The table shows market share estimates for desktop browsers. The ‘change’ column shows the absolute increase or decrease in market share. The ‘relative’ column indicates the proportional change, i.e. another 9.5% of IE6 users abandoned the browser last month. There are several caveats so I recommend you read How Browser Market Share is Calculated.
It’s the same old story. Chrome leaped another 1% primarily at the expense of Internet Explorer. If we look at individual versions, Chrome 17 is the world’s most-used browser with a 27.2% share. IE8 is far behind in second place with 16.0%. At best, Microsoft has two or three months before Chrome overtakes IE’s total and we crown a new champion for the first time in 13 years.
There’s some consolation for Microsoft; IE9 was the fastest growing browser in March 2012. It gained another 2.5% of the market to increase its user base by 20% and become the most-used version in Europe and the US. Many users would have been upgrading XP to Vista/7 which is good for the company’s bottom line.
However, IE8 is dropping fast — and by more than I expected. Many of us doom-mongers prophesied IE8 would morph into another IE6 following Microsoft’s decision to abandon XP users. The browser’s unlikely to become irrelevant for a while but it’s almost certain to reach single-figures within a few months.
IE6 usage in China is still a concern and it retains almost 26% of the market.
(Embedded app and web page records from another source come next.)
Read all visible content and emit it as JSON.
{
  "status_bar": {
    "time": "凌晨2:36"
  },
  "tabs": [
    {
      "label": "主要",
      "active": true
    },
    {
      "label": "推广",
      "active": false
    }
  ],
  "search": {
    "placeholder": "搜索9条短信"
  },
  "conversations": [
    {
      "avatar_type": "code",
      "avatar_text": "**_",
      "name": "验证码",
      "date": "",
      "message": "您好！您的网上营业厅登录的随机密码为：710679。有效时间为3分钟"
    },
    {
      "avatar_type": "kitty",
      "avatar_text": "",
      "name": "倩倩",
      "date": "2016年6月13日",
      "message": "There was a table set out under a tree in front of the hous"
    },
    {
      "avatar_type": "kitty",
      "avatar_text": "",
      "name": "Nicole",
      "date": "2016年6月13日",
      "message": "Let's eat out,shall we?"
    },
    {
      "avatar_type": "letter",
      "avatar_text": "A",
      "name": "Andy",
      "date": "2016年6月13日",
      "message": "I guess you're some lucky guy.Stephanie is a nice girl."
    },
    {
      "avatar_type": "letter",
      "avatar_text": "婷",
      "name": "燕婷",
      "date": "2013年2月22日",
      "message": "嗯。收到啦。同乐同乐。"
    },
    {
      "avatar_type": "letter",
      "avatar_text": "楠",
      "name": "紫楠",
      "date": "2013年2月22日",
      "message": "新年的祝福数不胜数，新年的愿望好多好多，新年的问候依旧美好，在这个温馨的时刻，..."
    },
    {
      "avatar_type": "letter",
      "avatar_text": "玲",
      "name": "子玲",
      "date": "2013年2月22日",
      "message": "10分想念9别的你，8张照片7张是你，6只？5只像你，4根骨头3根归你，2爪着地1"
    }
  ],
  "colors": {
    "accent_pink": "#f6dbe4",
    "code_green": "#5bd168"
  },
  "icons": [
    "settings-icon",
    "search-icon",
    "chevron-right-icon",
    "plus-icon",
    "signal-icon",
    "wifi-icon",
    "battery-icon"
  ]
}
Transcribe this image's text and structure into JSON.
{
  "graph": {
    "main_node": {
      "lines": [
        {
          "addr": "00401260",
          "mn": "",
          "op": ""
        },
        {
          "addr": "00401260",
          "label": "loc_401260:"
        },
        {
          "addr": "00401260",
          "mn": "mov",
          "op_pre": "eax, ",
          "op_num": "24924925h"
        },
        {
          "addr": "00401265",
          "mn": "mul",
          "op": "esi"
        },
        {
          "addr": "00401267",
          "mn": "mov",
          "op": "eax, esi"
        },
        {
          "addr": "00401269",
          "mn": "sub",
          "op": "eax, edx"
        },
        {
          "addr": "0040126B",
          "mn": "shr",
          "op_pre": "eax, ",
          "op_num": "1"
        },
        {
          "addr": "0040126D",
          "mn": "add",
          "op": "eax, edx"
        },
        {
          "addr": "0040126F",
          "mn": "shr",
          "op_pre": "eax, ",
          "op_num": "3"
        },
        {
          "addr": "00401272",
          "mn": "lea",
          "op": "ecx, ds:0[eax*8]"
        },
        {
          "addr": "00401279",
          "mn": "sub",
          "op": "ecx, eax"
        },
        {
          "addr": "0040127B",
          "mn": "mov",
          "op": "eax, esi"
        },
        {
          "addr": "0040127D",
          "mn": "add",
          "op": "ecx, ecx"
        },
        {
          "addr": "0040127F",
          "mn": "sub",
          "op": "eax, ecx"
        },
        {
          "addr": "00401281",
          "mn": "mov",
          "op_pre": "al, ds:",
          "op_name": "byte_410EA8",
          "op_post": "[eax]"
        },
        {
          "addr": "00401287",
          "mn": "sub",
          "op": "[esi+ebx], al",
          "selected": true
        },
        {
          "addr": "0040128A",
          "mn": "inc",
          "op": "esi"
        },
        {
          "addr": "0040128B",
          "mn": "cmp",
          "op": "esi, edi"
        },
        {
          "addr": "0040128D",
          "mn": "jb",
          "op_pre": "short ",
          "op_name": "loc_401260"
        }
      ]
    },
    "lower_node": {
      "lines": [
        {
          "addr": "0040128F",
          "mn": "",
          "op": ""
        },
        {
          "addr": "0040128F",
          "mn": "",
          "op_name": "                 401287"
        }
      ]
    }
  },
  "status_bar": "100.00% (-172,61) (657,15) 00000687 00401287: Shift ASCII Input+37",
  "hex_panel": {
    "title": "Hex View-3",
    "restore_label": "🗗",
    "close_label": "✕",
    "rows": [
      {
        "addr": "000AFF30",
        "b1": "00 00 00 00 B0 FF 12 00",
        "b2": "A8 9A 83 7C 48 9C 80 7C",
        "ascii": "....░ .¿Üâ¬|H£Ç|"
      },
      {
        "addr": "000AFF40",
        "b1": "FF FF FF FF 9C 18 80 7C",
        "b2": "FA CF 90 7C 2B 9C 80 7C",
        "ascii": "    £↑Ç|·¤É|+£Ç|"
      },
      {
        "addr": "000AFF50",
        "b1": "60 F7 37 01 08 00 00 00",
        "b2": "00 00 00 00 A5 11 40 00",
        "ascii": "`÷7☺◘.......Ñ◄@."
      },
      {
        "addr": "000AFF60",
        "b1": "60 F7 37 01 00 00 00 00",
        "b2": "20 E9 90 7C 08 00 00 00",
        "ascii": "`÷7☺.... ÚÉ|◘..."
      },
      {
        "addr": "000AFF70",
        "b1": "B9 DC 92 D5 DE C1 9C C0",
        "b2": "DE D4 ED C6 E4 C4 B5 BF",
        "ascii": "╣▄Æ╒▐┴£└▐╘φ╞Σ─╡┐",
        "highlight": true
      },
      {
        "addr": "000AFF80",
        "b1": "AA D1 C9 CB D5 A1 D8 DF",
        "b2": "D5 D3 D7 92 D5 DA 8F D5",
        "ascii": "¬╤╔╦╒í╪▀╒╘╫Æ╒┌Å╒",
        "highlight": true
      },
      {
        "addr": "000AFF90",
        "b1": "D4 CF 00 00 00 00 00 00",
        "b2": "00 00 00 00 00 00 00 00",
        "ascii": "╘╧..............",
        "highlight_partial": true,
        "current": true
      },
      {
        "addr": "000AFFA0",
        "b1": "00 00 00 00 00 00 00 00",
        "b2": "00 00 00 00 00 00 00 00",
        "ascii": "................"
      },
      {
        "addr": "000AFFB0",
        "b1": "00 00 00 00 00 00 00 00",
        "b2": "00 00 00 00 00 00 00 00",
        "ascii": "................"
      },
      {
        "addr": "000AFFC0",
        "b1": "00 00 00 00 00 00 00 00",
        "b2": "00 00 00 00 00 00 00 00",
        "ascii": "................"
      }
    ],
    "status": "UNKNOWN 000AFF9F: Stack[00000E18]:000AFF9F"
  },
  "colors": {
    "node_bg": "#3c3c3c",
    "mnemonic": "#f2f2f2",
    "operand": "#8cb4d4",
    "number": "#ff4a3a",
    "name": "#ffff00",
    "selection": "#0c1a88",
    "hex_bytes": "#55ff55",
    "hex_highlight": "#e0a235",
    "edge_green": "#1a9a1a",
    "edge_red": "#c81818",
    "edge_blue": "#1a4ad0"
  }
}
Elsewhere, IE6 and 7 combined share has dropped to 4.25% — or fewer than one in 20 users. You should always check your site’s figures but we’ve reached a point where there’s no need to spend a disproportionate amount of time developing and testing the browsers. IE6 and 7 are dead to me, but still rise like zombies now and again.
Firefox holds 25%. Version 11 has reached 6% within a few weeks and the 4+ line is growing steadily. That said, version 3 and below are dropping at a similar rate.
Both Safari and Opera dropped although statistical fluctuations are amplified by their relatively low figures. They’ll probably regain that loss next month.
Mobile Browser Usage
March’s mobile usage increased to 8.99% of all web activity.
The primary mobile browsing applications are:
- Opera Mini/Mobile — 22.86% (up 1.16%)
- Android — 21.16% (down 1.51%)
- iPhone — 20.10% (down 0.96%)
- Nokia browser — 11.86% 11.24% (up 0.62%)
- UC Browser — 6.35% (up 0.45%)
There’s more bad news for Blackberry. It dropped 0.35% to 6.18% and has been knocked out of the top five by UC Browser — an independent application for most platforms which users have to choose and install.
I hope Android enjoyed its single month at the top of the chart because Opera has regained the crown again. There’s a three-way tie between Opera, Android and the iPhone which highlights healthy competition in the market. Don’t make the mistake that everyone’s using the same phone as you!
Craig is a freelance UK web consultant who built his first page for IE2.0 in 1995. Since that time he's been advocating standards, accessibility, and best-practice HTML5 techniques. He's created enterprise specifications, websites and online applications for companies and organisations including the UK Parliament, the European Parliament, the Department of Energy & Climate Change, Microsoft, and more. He's written more than 1,000 articles for SitePoint and you can find him @craigbuckler.